They all asked for other things, too, such as the money to have ten rides each on the roundabout at the fair. The Land was very busy, because people had got trains from all over the Enchanted Wood to come there. A large group of Goblins had asked for a gold mine, and were now filling sacks of it. Four little fairies who didn't know how to fly asked for flying lessons, and were soon flapping about happily.
"Moon-Face," said Joe, suddenly. "If we feel happy here, shall we be stuck here forever?"
Moon-Face laughed. "No!" he said. "It's not like the Land of Sadness. If it was dangerous, why would people come here, anyway? You can be as happy as you like."
That wasn't difficult in the Land of Happiness! Everyone was sorry when it was time to go. Frannie asked if they could stay a few nights, as the land would be there for some days, but Silky said it was dangerous.
"Sometimes, powerful wizards come here," she explained. "And they might put a spell on you so you have to be their servant."
So back down the ladder they went, and everyone was beaming. Frannie had her lovely doll, Beth and Silky had their frocks, Joe had his toy train and Dame Washalot had her basket full of washing, which she intended to start as soon as she got home.
"Thank you, Moon-Face, Silky and Saucepan," said Beth, when they were about to leave the round little room. Silky was staying at Moon-Face's for the night, and the children had invited Saucepan to come home with them.

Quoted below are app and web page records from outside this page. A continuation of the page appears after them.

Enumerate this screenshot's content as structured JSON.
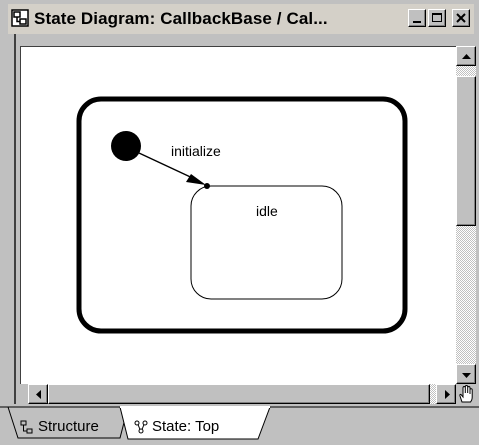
{
  "window": {
    "title": "State Diagram: CallbackBase / Cal...",
    "controls": {
      "minimize": "minimize",
      "maximize": "maximize",
      "close": "close"
    }
  },
  "diagram": {
    "outer_state_label": "",
    "initial_pseudostate": "initial",
    "transition_label": "initialize",
    "state_label": "idle"
  },
  "tabs": [
    {
      "label": "Structure",
      "icon": "structure-icon",
      "active": false
    },
    {
      "label": "State: Top",
      "icon": "state-diagram-icon",
      "active": true
    }
  ],
  "colors": {
    "chrome": "#c0c0c0",
    "canvas": "#ffffff",
    "ink": "#000000"
  }
}
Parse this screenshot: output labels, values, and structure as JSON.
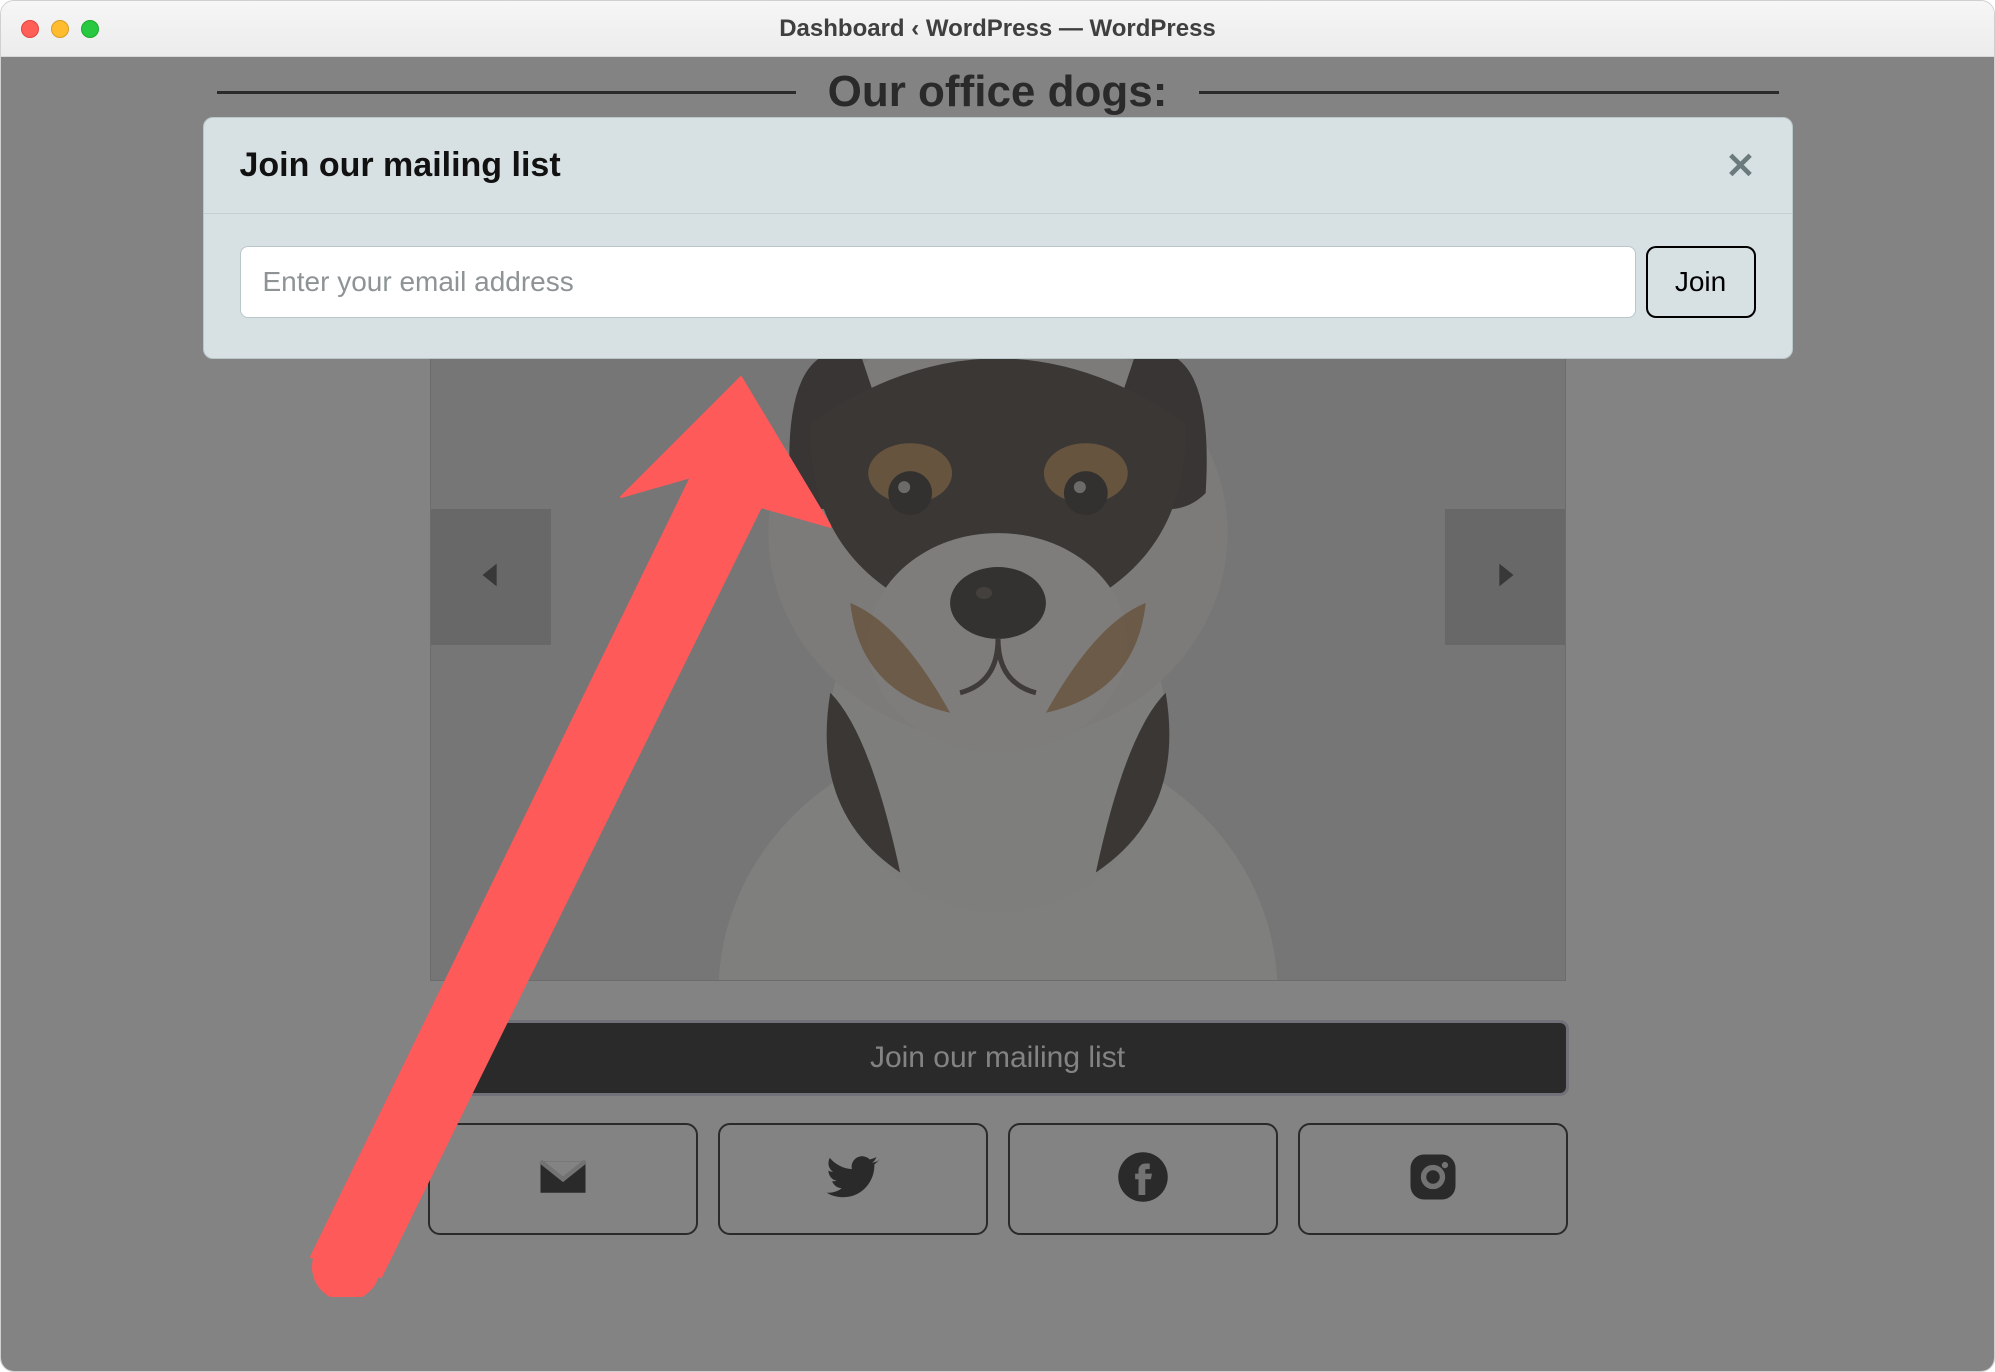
{
  "window": {
    "title": "Dashboard ‹ WordPress — WordPress"
  },
  "page": {
    "heading": "Our office dogs:",
    "join_bar_label": "Join our mailing list",
    "social": {
      "email": "email-icon",
      "twitter": "twitter-icon",
      "facebook": "facebook-icon",
      "instagram": "instagram-icon"
    }
  },
  "modal": {
    "title": "Join our mailing list",
    "email_placeholder": "Enter your email address",
    "join_label": "Join"
  }
}
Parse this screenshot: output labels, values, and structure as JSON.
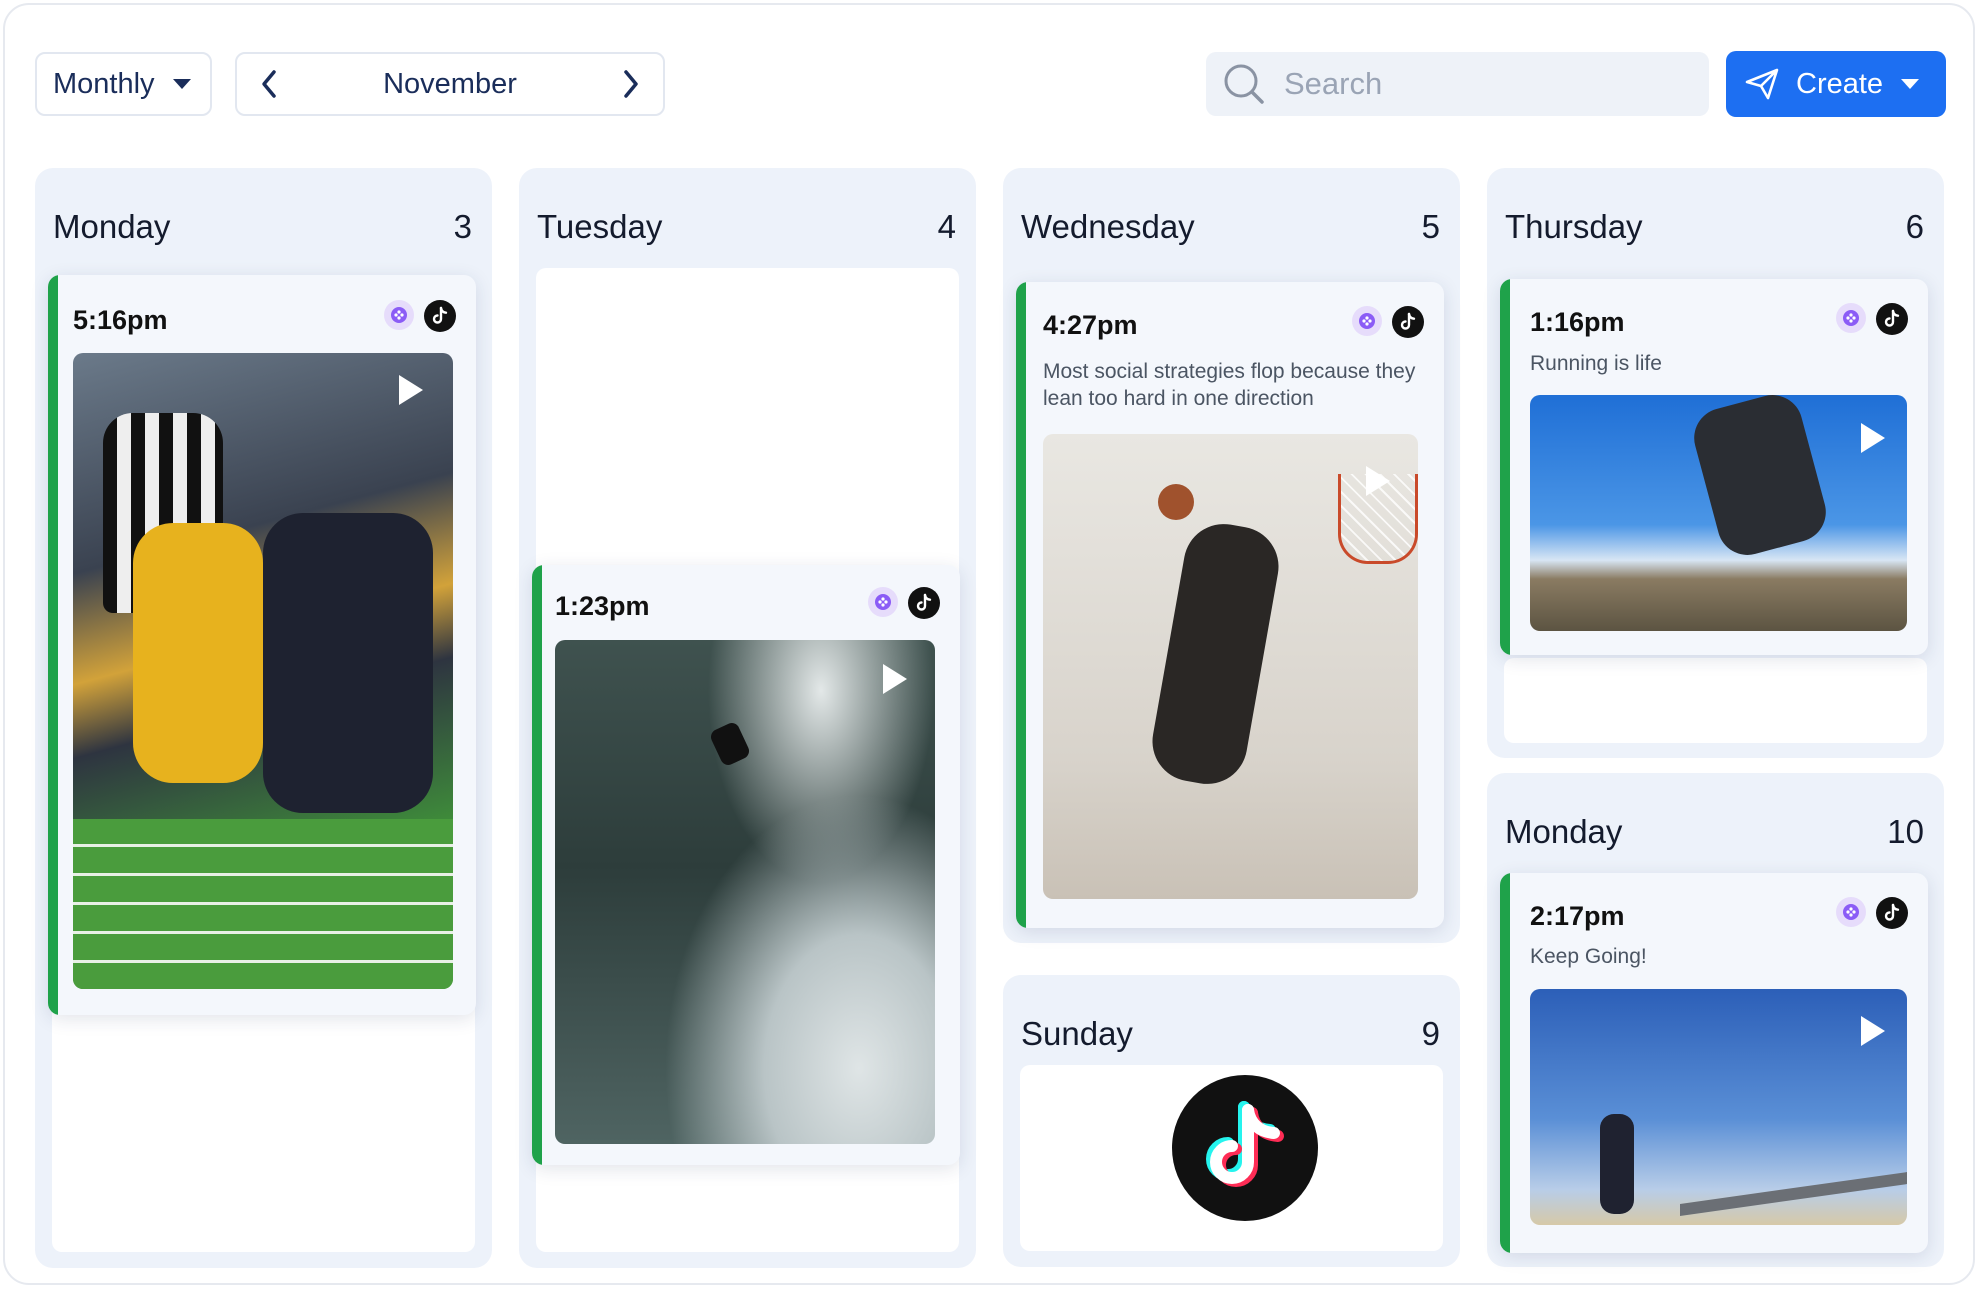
{
  "toolbar": {
    "view_mode": "Monthly",
    "month": "November",
    "search_placeholder": "Search",
    "create_label": "Create"
  },
  "days": [
    {
      "name": "Monday",
      "date": "3"
    },
    {
      "name": "Tuesday",
      "date": "4"
    },
    {
      "name": "Wednesday",
      "date": "5"
    },
    {
      "name": "Thursday",
      "date": "6"
    },
    {
      "name": "Sunday",
      "date": "9"
    },
    {
      "name": "Monday",
      "date": "10"
    }
  ],
  "posts": [
    {
      "time": "5:16pm",
      "caption": "",
      "media": "football-photo"
    },
    {
      "time": "1:23pm",
      "caption": "",
      "media": "surfing-photo"
    },
    {
      "time": "4:27pm",
      "caption": "Most social strategies flop because they lean too hard in one direction",
      "media": "basketball-photo"
    },
    {
      "time": "1:16pm",
      "caption": "Running is life",
      "media": "jumping-photo"
    },
    {
      "time": "2:17pm",
      "caption": "Keep Going!",
      "media": "runner-photo"
    }
  ],
  "colors": {
    "accent": "#1d6ff2",
    "status_bar": "#1fa24a",
    "column_bg": "#edf2fa",
    "platform_badge": "#111111"
  }
}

"Oh, it's old Saucepan you need to thank," said Moon-Face, and the Saucepan Man beamed with joy. "He found out the land was coming- even though he took us there a day early!"
Everyone laughed, and Joe said, "Saucepan, will you EVER manage to hear properly?"